# Provided data
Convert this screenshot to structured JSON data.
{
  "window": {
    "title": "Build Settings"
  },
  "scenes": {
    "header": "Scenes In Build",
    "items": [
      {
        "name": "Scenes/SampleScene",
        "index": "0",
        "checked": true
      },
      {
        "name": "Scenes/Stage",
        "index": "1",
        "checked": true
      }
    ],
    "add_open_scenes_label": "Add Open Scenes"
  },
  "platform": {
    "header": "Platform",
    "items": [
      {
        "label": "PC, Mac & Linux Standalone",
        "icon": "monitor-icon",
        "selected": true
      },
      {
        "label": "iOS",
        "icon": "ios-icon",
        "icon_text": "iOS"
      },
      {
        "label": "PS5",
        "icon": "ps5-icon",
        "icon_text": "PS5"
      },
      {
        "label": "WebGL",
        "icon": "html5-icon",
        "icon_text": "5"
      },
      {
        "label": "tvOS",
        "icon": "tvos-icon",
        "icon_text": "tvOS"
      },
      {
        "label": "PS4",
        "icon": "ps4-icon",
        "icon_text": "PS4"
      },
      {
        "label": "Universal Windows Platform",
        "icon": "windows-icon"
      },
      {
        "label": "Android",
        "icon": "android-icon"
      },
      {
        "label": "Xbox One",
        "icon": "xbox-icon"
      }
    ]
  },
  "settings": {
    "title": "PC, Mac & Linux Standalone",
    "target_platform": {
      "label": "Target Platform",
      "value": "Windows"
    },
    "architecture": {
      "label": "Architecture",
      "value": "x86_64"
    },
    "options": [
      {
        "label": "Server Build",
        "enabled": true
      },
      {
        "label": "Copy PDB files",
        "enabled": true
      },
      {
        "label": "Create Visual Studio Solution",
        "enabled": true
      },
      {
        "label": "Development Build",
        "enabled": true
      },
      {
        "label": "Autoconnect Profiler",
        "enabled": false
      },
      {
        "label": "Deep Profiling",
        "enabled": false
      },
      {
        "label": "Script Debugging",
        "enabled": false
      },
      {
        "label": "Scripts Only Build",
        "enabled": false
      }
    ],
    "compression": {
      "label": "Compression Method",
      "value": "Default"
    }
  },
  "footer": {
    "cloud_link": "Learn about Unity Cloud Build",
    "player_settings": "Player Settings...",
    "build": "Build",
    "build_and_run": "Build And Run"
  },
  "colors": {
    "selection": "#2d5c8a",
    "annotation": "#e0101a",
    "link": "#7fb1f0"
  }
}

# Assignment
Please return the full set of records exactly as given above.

# Reply to the task
Convert this screenshot to structured JSON data.
{
  "window": {
    "title": "Build Settings"
  },
  "scenes": {
    "header": "Scenes In Build",
    "items": [
      {
        "name": "Scenes/SampleScene",
        "index": "0",
        "checked": true
      },
      {
        "name": "Scenes/Stage",
        "index": "1",
        "checked": true
      }
    ],
    "add_open_scenes_label": "Add Open Scenes"
  },
  "platform": {
    "header": "Platform",
    "items": [
      {
        "label": "PC, Mac & Linux Standalone",
        "icon": "monitor-icon",
        "selected": true
      },
      {
        "label": "iOS",
        "icon": "ios-icon",
        "icon_text": "iOS"
      },
      {
        "label": "PS5",
        "icon": "ps5-icon",
        "icon_text": "PS5"
      },
      {
        "label": "WebGL",
        "icon": "html5-icon",
        "icon_text": "5"
      },
      {
        "label": "tvOS",
        "icon": "tvos-icon",
        "icon_text": "tvOS"
      },
      {
        "label": "PS4",
        "icon": "ps4-icon",
        "icon_text": "PS4"
      },
      {
        "label": "Universal Windows Platform",
        "icon": "windows-icon"
      },
      {
        "label": "Android",
        "icon": "android-icon"
      },
      {
        "label": "Xbox One",
        "icon": "xbox-icon"
      }
    ]
  },
  "settings": {
    "title": "PC, Mac & Linux Standalone",
    "target_platform": {
      "label": "Target Platform",
      "value": "Windows"
    },
    "architecture": {
      "label": "Architecture",
      "value": "x86_64"
    },
    "options": [
      {
        "label": "Server Build",
        "enabled": true
      },
      {
        "label": "Copy PDB files",
        "enabled": true
      },
      {
        "label": "Create Visual Studio Solution",
        "enabled": true
      },
      {
        "label": "Development Build",
        "enabled": true
      },
      {
        "label": "Autoconnect Profiler",
        "enabled": false
      },
      {
        "label": "Deep Profiling",
        "enabled": false
      },
      {
        "label": "Script Debugging",
        "enabled": false
      },
      {
        "label": "Scripts Only Build",
        "enabled": false
      }
    ],
    "compression": {
      "label": "Compression Method",
      "value": "Default"
    }
  },
  "footer": {
    "cloud_link": "Learn about Unity Cloud Build",
    "player_settings": "Player Settings...",
    "build": "Build",
    "build_and_run": "Build And Run"
  },
  "colors": {
    "selection": "#2d5c8a",
    "annotation": "#e0101a",
    "link": "#7fb1f0"
  }
}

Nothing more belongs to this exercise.